## AIM OF THE TASK
Write out the listing exactly, dropping any picture it contains.

──────────────────────────────

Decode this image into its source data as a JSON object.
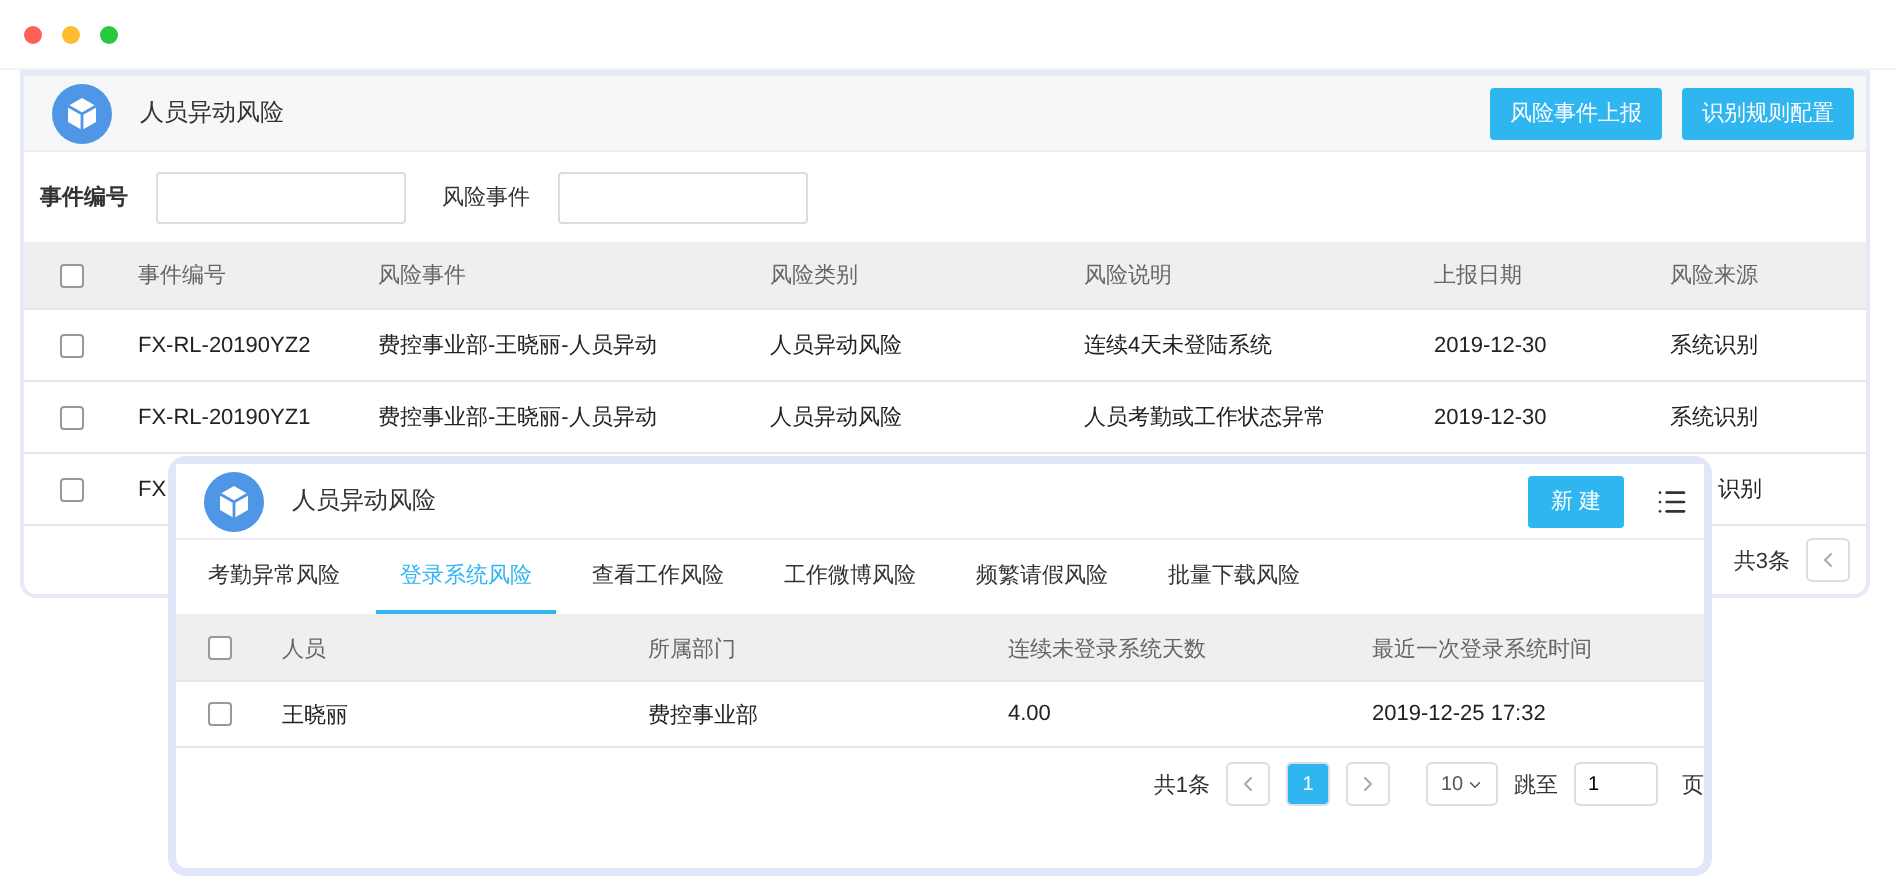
{
  "panel": {
    "title": "人员异动风险",
    "actions": [
      "风险事件上报",
      "识别规则配置"
    ],
    "filters": [
      {
        "label": "事件编号"
      },
      {
        "label": "风险事件"
      }
    ],
    "table": {
      "select_all_checked": false,
      "columns": [
        "事件编号",
        "风险事件",
        "风险类别",
        "风险说明",
        "上报日期",
        "风险来源"
      ],
      "rows": [
        {
          "checked": false,
          "covered": false,
          "cells": [
            "FX-RL-20190YZ2",
            "费控事业部-王晓丽-人员异动",
            "人员异动风险",
            "连续4天未登陆系统",
            "2019-12-30",
            "系统识别"
          ]
        },
        {
          "checked": false,
          "covered": false,
          "cells": [
            "FX-RL-20190YZ1",
            "费控事业部-王晓丽-人员异动",
            "人员异动风险",
            "人员考勤或工作状态异常",
            "2019-12-30",
            "系统识别"
          ]
        },
        {
          "checked": false,
          "covered": true,
          "cells": [
            "FX",
            "",
            "",
            "",
            "",
            "识别"
          ]
        }
      ]
    },
    "pagination": {
      "total": "共3条"
    }
  },
  "dialog": {
    "title": "人员异动风险",
    "new_button": "新 建",
    "tabs": [
      {
        "label": "考勤异常风险",
        "selected": false
      },
      {
        "label": "登录系统风险",
        "selected": true
      },
      {
        "label": "查看工作风险",
        "selected": false
      },
      {
        "label": "工作微博风险",
        "selected": false
      },
      {
        "label": "频繁请假风险",
        "selected": false
      },
      {
        "label": "批量下载风险",
        "selected": false
      }
    ],
    "table": {
      "select_all_checked": false,
      "columns": [
        "人员",
        "所属部门",
        "连续未登录系统天数",
        "最近一次登录系统时间"
      ],
      "rows": [
        {
          "checked": false,
          "cells": [
            "王晓丽",
            "费控事业部",
            "4.00",
            "2019-12-25 17:32"
          ]
        }
      ]
    },
    "pagination": {
      "total": "共1条",
      "pages": [
        {
          "label": "1",
          "selected": true
        }
      ],
      "page_size": "10",
      "jump_label": "跳至",
      "jump_value": "1",
      "page_unit": "页"
    }
  }
}
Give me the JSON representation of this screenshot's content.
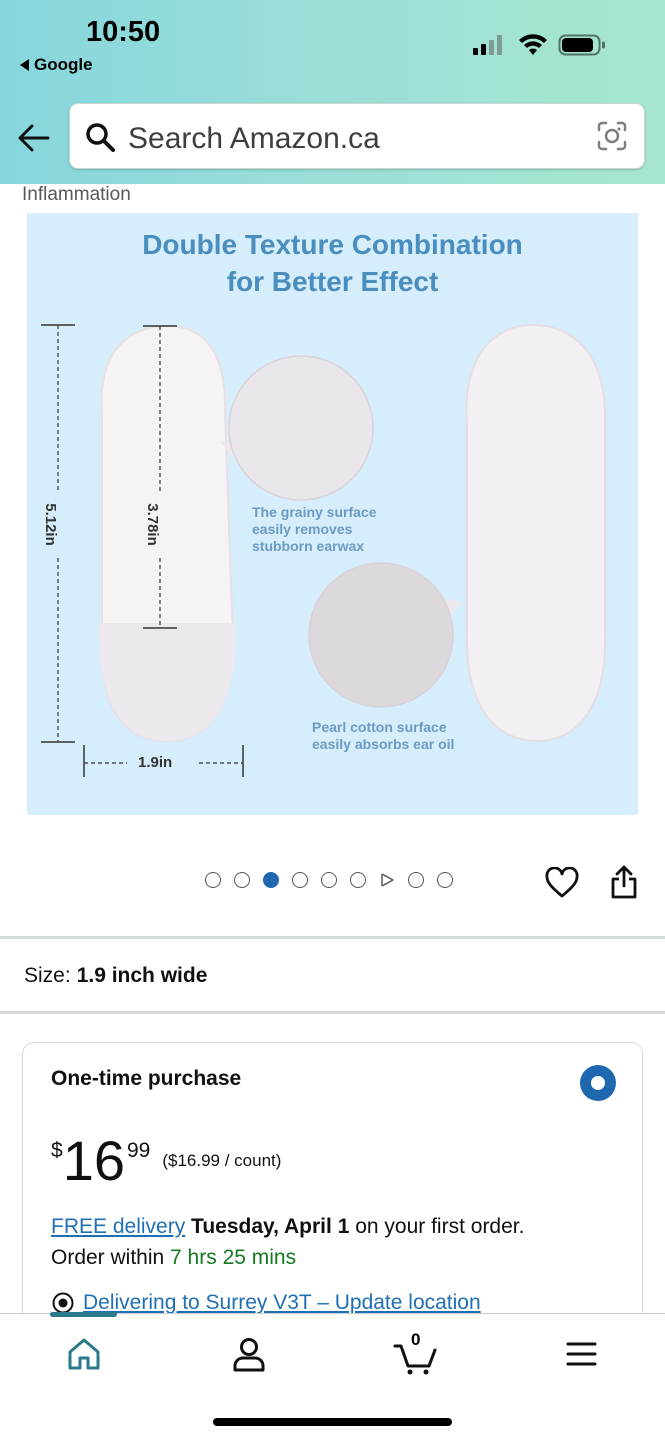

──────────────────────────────

## EXPECTED ANSWER
Decode this image into its source data as a JSON object.
{
  "panel": {
    "title": "人员异动风险",
    "actions": [
      "风险事件上报",
      "识别规则配置"
    ],
    "filters": [
      {
        "label": "事件编号"
      },
      {
        "label": "风险事件"
      }
    ],
    "table": {
      "select_all_checked": false,
      "columns": [
        "事件编号",
        "风险事件",
        "风险类别",
        "风险说明",
        "上报日期",
        "风险来源"
      ],
      "rows": [
        {
          "checked": false,
          "covered": false,
          "cells": [
            "FX-RL-20190YZ2",
            "费控事业部-王晓丽-人员异动",
            "人员异动风险",
            "连续4天未登陆系统",
            "2019-12-30",
            "系统识别"
          ]
        },
        {
          "checked": false,
          "covered": false,
          "cells": [
            "FX-RL-20190YZ1",
            "费控事业部-王晓丽-人员异动",
            "人员异动风险",
            "人员考勤或工作状态异常",
            "2019-12-30",
            "系统识别"
          ]
        },
        {
          "checked": false,
          "covered": true,
          "cells": [
            "FX",
            "",
            "",
            "",
            "",
            "识别"
          ]
        }
      ]
    },
    "pagination": {
      "total": "共3条"
    }
  },
  "dialog": {
    "title": "人员异动风险",
    "new_button": "新 建",
    "tabs": [
      {
        "label": "考勤异常风险",
        "selected": false
      },
      {
        "label": "登录系统风险",
        "selected": true
      },
      {
        "label": "查看工作风险",
        "selected": false
      },
      {
        "label": "工作微博风险",
        "selected": false
      },
      {
        "label": "频繁请假风险",
        "selected": false
      },
      {
        "label": "批量下载风险",
        "selected": false
      }
    ],
    "table": {
      "select_all_checked": false,
      "columns": [
        "人员",
        "所属部门",
        "连续未登录系统天数",
        "最近一次登录系统时间"
      ],
      "rows": [
        {
          "checked": false,
          "cells": [
            "王晓丽",
            "费控事业部",
            "4.00",
            "2019-12-25 17:32"
          ]
        }
      ]
    },
    "pagination": {
      "total": "共1条",
      "pages": [
        {
          "label": "1",
          "selected": true
        }
      ],
      "page_size": "10",
      "jump_label": "跳至",
      "jump_value": "1",
      "page_unit": "页"
    }
  }
}
Give me the JSON representation of this screenshot's content.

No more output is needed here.